What you will do → All of the entries below are to be repeated word for word.

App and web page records
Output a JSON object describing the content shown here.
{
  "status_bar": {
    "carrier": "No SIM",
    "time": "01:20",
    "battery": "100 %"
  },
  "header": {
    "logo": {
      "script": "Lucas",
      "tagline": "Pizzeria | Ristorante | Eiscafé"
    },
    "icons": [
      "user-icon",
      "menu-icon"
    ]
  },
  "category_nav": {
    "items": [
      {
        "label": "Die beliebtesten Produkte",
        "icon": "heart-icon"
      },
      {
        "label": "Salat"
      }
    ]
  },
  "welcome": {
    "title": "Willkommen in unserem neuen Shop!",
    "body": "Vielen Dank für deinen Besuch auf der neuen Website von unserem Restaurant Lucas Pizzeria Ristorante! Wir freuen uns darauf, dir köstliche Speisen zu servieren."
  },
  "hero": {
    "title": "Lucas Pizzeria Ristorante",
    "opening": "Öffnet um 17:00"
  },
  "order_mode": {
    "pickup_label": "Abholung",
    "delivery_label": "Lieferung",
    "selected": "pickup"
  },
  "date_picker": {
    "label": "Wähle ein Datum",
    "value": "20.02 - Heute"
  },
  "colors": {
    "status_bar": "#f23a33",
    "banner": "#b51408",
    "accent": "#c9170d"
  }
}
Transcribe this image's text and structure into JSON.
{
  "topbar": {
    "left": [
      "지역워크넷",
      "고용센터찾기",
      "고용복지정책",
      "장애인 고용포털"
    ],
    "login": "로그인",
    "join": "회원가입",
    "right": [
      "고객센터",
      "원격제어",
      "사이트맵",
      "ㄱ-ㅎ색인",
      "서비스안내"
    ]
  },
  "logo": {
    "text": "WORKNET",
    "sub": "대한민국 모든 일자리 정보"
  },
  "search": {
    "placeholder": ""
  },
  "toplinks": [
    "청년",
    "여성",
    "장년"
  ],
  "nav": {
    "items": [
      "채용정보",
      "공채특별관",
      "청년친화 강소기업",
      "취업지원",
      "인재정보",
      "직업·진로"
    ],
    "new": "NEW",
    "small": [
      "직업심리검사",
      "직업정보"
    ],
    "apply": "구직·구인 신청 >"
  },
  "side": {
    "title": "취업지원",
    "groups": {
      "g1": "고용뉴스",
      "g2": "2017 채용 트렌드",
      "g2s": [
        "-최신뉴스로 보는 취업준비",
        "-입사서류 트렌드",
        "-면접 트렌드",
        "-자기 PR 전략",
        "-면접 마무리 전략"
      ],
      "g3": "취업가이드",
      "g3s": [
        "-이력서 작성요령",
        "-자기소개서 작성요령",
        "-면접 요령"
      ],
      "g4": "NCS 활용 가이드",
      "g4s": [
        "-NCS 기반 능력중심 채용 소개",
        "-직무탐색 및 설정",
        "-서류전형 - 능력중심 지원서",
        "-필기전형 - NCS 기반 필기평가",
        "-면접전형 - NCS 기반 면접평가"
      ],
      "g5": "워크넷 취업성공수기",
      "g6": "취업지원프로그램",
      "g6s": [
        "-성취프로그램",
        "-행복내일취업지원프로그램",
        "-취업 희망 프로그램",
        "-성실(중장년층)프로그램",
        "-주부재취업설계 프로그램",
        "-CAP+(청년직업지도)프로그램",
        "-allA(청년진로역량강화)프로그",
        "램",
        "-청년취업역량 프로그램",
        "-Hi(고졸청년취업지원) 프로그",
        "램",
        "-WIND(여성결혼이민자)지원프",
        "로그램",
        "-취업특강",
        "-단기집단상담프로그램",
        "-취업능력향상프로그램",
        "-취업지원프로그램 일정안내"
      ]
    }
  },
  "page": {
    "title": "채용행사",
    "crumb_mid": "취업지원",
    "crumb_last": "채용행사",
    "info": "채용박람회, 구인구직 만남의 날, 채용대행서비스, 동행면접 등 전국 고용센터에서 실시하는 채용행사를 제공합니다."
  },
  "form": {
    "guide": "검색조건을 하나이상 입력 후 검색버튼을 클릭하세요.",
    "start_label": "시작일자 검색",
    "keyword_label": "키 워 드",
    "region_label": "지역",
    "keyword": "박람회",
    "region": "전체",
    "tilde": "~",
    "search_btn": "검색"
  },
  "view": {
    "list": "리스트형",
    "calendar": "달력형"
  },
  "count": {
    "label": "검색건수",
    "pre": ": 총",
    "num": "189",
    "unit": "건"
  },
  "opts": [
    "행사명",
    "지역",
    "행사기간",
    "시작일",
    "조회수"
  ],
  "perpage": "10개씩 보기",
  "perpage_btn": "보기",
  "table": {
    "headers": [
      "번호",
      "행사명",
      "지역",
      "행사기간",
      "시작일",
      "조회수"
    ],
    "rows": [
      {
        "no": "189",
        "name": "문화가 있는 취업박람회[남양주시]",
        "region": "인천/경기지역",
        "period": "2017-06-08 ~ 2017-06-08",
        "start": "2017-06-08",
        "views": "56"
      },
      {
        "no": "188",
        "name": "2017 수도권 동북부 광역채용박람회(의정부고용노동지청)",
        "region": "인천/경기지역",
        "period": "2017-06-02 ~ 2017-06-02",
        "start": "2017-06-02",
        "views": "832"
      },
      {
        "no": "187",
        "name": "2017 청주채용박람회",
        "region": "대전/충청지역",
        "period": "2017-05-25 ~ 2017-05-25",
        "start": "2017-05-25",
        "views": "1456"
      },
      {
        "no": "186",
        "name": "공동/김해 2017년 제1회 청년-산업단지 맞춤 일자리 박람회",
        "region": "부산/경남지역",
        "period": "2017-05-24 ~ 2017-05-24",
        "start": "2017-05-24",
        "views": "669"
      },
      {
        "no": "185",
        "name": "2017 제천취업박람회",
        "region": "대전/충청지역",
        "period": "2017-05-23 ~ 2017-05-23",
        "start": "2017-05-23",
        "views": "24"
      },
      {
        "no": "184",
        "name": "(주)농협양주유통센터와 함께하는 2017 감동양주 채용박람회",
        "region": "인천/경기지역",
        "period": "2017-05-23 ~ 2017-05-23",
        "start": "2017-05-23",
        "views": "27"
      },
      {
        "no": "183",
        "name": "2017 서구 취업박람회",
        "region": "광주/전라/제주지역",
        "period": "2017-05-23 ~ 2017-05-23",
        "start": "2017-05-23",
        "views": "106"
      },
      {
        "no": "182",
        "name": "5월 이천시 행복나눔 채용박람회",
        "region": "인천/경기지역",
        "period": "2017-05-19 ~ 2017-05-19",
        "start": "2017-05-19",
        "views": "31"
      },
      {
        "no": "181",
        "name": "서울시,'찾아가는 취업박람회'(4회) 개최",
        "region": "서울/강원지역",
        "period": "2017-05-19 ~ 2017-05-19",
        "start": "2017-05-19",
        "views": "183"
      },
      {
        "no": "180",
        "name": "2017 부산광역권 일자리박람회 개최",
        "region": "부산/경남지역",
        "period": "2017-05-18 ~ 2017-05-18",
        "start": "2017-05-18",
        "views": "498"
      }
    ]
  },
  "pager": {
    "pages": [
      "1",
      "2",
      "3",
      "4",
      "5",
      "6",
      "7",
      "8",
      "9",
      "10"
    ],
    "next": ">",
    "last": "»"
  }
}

Answer space →
Output a JSON object describing the content shown here.
{
  "status_bar": {
    "carrier": "No SIM",
    "time": "01:20",
    "battery": "100 %"
  },
  "header": {
    "logo": {
      "script": "Lucas",
      "tagline": "Pizzeria | Ristorante | Eiscafé"
    },
    "icons": [
      "user-icon",
      "menu-icon"
    ]
  },
  "category_nav": {
    "items": [
      {
        "label": "Die beliebtesten Produkte",
        "icon": "heart-icon"
      },
      {
        "label": "Salat"
      }
    ]
  },
  "welcome": {
    "title": "Willkommen in unserem neuen Shop!",
    "body": "Vielen Dank für deinen Besuch auf der neuen Website von unserem Restaurant Lucas Pizzeria Ristorante! Wir freuen uns darauf, dir köstliche Speisen zu servieren."
  },
  "hero": {
    "title": "Lucas Pizzeria Ristorante",
    "opening": "Öffnet um 17:00"
  },
  "order_mode": {
    "pickup_label": "Abholung",
    "delivery_label": "Lieferung",
    "selected": "pickup"
  },
  "date_picker": {
    "label": "Wähle ein Datum",
    "value": "20.02 - Heute"
  },
  "colors": {
    "status_bar": "#f23a33",
    "banner": "#b51408",
    "accent": "#c9170d"
  }
}
Transcribe this image's text and structure into JSON.
{
  "topbar": {
    "left": [
      "지역워크넷",
      "고용센터찾기",
      "고용복지정책",
      "장애인 고용포털"
    ],
    "login": "로그인",
    "join": "회원가입",
    "right": [
      "고객센터",
      "원격제어",
      "사이트맵",
      "ㄱ-ㅎ색인",
      "서비스안내"
    ]
  },
  "logo": {
    "text": "WORKNET",
    "sub": "대한민국 모든 일자리 정보"
  },
  "search": {
    "placeholder": ""
  },
  "toplinks": [
    "청년",
    "여성",
    "장년"
  ],
  "nav": {
    "items": [
      "채용정보",
      "공채특별관",
      "청년친화 강소기업",
      "취업지원",
      "인재정보",
      "직업·진로"
    ],
    "new": "NEW",
    "small": [
      "직업심리검사",
      "직업정보"
    ],
    "apply": "구직·구인 신청 >"
  },
  "side": {
    "title": "취업지원",
    "groups": {
      "g1": "고용뉴스",
      "g2": "2017 채용 트렌드",
      "g2s": [
        "-최신뉴스로 보는 취업준비",
        "-입사서류 트렌드",
        "-면접 트렌드",
        "-자기 PR 전략",
        "-면접 마무리 전략"
      ],
      "g3": "취업가이드",
      "g3s": [
        "-이력서 작성요령",
        "-자기소개서 작성요령",
        "-면접 요령"
      ],
      "g4": "NCS 활용 가이드",
      "g4s": [
        "-NCS 기반 능력중심 채용 소개",
        "-직무탐색 및 설정",
        "-서류전형 - 능력중심 지원서",
        "-필기전형 - NCS 기반 필기평가",
        "-면접전형 - NCS 기반 면접평가"
      ],
      "g5": "워크넷 취업성공수기",
      "g6": "취업지원프로그램",
      "g6s": [
        "-성취프로그램",
        "-행복내일취업지원프로그램",
        "-취업 희망 프로그램",
        "-성실(중장년층)프로그램",
        "-주부재취업설계 프로그램",
        "-CAP+(청년직업지도)프로그램",
        "-allA(청년진로역량강화)프로그",
        "램",
        "-청년취업역량 프로그램",
        "-Hi(고졸청년취업지원) 프로그",
        "램",
        "-WIND(여성결혼이민자)지원프",
        "로그램",
        "-취업특강",
        "-단기집단상담프로그램",
        "-취업능력향상프로그램",
        "-취업지원프로그램 일정안내"
      ]
    }
  },
  "page": {
    "title": "채용행사",
    "crumb_mid": "취업지원",
    "crumb_last": "채용행사",
    "info": "채용박람회, 구인구직 만남의 날, 채용대행서비스, 동행면접 등 전국 고용센터에서 실시하는 채용행사를 제공합니다."
  },
  "form": {
    "guide": "검색조건을 하나이상 입력 후 검색버튼을 클릭하세요.",
    "start_label": "시작일자 검색",
    "keyword_label": "키 워 드",
    "region_label": "지역",
    "keyword": "박람회",
    "region": "전체",
    "tilde": "~",
    "search_btn": "검색"
  },
  "view": {
    "list": "리스트형",
    "calendar": "달력형"
  },
  "count": {
    "label": "검색건수",
    "pre": ": 총",
    "num": "189",
    "unit": "건"
  },
  "opts": [
    "행사명",
    "지역",
    "행사기간",
    "시작일",
    "조회수"
  ],
  "perpage": "10개씩 보기",
  "perpage_btn": "보기",
  "table": {
    "headers": [
      "번호",
      "행사명",
      "지역",
      "행사기간",
      "시작일",
      "조회수"
    ],
    "rows": [
      {
        "no": "189",
        "name": "문화가 있는 취업박람회[남양주시]",
        "region": "인천/경기지역",
        "period": "2017-06-08 ~ 2017-06-08",
        "start": "2017-06-08",
        "views": "56"
      },
      {
        "no": "188",
        "name": "2017 수도권 동북부 광역채용박람회(의정부고용노동지청)",
        "region": "인천/경기지역",
        "period": "2017-06-02 ~ 2017-06-02",
        "start": "2017-06-02",
        "views": "832"
      },
      {
        "no": "187",
        "name": "2017 청주채용박람회",
        "region": "대전/충청지역",
        "period": "2017-05-25 ~ 2017-05-25",
        "start": "2017-05-25",
        "views": "1456"
      },
      {
        "no": "186",
        "name": "공동/김해 2017년 제1회 청년-산업단지 맞춤 일자리 박람회",
        "region": "부산/경남지역",
        "period": "2017-05-24 ~ 2017-05-24",
        "start": "2017-05-24",
        "views": "669"
      },
      {
        "no": "185",
        "name": "2017 제천취업박람회",
        "region": "대전/충청지역",
        "period": "2017-05-23 ~ 2017-05-23",
        "start": "2017-05-23",
        "views": "24"
      },
      {
        "no": "184",
        "name": "(주)농협양주유통센터와 함께하는 2017 감동양주 채용박람회",
        "region": "인천/경기지역",
        "period": "2017-05-23 ~ 2017-05-23",
        "start": "2017-05-23",
        "views": "27"
      },
      {
        "no": "183",
        "name": "2017 서구 취업박람회",
        "region": "광주/전라/제주지역",
        "period": "2017-05-23 ~ 2017-05-23",
        "start": "2017-05-23",
        "views": "106"
      },
      {
        "no": "182",
        "name": "5월 이천시 행복나눔 채용박람회",
        "region": "인천/경기지역",
        "period": "2017-05-19 ~ 2017-05-19",
        "start": "2017-05-19",
        "views": "31"
      },
      {
        "no": "181",
        "name": "서울시,'찾아가는 취업박람회'(4회) 개최",
        "region": "서울/강원지역",
        "period": "2017-05-19 ~ 2017-05-19",
        "start": "2017-05-19",
        "views": "183"
      },
      {
        "no": "180",
        "name": "2017 부산광역권 일자리박람회 개최",
        "region": "부산/경남지역",
        "period": "2017-05-18 ~ 2017-05-18",
        "start": "2017-05-18",
        "views": "498"
      }
    ]
  },
  "pager": {
    "pages": [
      "1",
      "2",
      "3",
      "4",
      "5",
      "6",
      "7",
      "8",
      "9",
      "10"
    ],
    "next": ">",
    "last": "»"
  }
}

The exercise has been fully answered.